The Pulitzers were announced yesterday and there are of course all sorts of things to be happy about. 82-year old W.S. Merwin garnered his second Prize. The editor of the Glens Falls (NY) Post-Star won for being “relentless and down-to-earth.” And, of course, as noted right here at WVFC, the brilliant and diligent Annette Gordon-Reed took the brass ring for history. All these winners and all the rest deserve the happiness of the imprimatur that is the Pulitzer, of course, but none is nearer or dearer to my heart than the news that Elizabeth Strout’s Olive Kitteridge took the prize for fiction.
It was as if Olive herself– dear, damaged and barnacled character that she is (“blunt, flawed and fascinating,” the citation reads) — had come to life and been given an honor she wouldn’t know how to process. If you’ve not read this novel in stories, you might want to run out and buy it and pray for rain. The compelling story telling is matched by Strout’s brilliant pacing. She’s said she decided to write the book in stories because she thought the reader would need some relief from Olive, yet we just cannot get enough of this woman who hurts from the outside in.

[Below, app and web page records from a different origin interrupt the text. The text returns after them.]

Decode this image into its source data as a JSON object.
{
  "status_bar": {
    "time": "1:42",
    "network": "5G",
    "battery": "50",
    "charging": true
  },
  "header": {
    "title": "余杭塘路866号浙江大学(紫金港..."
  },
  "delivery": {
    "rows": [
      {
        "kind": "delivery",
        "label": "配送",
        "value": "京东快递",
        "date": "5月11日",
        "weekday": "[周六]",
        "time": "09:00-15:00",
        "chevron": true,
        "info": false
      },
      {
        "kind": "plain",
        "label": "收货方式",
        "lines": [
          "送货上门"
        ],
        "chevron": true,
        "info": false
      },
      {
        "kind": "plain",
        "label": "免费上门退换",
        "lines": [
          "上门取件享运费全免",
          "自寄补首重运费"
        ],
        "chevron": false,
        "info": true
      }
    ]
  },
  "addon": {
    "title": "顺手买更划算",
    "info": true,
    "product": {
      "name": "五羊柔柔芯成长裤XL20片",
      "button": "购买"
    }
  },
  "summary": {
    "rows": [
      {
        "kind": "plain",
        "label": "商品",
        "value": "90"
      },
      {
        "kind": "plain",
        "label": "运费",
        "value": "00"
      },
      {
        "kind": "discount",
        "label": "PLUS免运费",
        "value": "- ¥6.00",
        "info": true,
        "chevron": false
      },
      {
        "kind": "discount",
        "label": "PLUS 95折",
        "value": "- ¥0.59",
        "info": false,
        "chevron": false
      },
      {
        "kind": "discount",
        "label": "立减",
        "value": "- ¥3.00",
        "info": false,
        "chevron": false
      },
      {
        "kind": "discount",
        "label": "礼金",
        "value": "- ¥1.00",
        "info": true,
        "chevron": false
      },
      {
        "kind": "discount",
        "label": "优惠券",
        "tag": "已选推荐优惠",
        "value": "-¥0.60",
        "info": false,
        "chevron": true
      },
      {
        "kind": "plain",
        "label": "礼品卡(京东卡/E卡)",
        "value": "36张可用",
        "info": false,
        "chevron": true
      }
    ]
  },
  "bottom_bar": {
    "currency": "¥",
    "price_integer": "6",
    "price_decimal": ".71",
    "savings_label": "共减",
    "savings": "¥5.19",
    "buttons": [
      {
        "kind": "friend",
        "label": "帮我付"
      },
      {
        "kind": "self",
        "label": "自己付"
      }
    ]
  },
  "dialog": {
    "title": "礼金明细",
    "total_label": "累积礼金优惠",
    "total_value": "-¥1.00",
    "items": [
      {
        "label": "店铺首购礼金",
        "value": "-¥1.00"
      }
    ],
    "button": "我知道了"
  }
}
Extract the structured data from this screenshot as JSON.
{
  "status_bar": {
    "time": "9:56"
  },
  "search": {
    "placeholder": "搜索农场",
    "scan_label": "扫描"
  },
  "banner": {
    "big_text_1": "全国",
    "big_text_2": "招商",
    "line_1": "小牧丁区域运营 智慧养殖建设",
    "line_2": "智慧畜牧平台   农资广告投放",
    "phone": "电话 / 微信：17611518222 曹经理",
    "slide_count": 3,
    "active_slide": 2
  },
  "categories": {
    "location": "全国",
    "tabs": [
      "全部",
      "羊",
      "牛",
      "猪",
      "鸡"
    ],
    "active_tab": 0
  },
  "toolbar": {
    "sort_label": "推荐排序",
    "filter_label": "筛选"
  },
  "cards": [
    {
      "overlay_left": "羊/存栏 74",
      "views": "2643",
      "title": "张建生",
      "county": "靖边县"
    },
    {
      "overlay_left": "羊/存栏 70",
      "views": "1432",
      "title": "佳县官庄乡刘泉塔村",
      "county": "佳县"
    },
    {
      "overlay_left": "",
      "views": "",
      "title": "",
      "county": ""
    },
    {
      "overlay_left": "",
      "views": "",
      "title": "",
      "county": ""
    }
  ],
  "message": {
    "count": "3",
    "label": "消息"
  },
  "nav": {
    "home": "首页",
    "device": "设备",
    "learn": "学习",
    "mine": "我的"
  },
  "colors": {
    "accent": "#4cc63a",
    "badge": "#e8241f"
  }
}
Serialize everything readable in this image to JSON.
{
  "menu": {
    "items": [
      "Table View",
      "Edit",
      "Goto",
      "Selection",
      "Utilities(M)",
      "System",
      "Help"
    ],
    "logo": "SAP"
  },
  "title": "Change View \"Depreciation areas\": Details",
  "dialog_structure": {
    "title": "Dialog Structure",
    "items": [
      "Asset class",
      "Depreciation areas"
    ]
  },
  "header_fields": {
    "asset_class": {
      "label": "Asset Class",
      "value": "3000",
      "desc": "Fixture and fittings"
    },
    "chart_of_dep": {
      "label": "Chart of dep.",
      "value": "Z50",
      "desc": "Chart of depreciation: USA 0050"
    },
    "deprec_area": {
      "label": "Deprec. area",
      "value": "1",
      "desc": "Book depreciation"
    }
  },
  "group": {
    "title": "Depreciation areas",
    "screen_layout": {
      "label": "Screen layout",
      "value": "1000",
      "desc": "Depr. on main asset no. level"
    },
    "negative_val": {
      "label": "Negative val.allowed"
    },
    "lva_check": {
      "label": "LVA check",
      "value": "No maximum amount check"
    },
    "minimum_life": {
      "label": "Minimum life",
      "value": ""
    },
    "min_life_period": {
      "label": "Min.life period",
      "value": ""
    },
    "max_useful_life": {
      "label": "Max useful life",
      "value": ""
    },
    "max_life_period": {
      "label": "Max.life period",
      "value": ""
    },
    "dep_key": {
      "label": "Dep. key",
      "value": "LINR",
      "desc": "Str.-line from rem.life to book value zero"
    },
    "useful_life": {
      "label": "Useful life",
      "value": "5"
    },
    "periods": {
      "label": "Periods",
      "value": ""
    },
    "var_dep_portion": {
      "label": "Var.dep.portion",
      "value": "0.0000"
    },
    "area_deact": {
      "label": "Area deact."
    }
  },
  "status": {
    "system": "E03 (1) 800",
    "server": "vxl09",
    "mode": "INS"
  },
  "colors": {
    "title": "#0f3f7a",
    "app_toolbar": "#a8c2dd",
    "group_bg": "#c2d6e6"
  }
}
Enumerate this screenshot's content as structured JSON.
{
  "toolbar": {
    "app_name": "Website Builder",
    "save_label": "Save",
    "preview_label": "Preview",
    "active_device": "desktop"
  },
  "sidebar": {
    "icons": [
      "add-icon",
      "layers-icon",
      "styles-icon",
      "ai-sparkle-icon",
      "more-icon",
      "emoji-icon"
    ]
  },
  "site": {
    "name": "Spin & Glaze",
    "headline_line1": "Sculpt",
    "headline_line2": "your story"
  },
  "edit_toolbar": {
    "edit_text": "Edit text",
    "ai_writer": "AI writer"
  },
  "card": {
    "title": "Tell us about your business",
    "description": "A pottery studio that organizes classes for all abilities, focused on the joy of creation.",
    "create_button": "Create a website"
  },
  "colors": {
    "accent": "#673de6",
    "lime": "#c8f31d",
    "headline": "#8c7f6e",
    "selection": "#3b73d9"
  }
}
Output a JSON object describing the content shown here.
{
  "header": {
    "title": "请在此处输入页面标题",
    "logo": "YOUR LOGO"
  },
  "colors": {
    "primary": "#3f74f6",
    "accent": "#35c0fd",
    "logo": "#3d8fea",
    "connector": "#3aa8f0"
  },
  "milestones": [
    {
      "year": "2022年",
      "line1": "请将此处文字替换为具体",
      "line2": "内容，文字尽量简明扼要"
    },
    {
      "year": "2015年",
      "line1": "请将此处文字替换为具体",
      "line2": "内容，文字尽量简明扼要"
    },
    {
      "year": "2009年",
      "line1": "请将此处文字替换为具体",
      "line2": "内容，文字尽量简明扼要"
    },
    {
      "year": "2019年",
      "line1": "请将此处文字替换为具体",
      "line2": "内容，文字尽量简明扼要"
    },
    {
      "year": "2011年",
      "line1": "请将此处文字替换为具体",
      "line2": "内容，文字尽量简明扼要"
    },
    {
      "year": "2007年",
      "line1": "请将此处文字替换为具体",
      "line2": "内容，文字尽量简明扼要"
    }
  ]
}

Melissa Bank says it all in her NPR segment about this volume: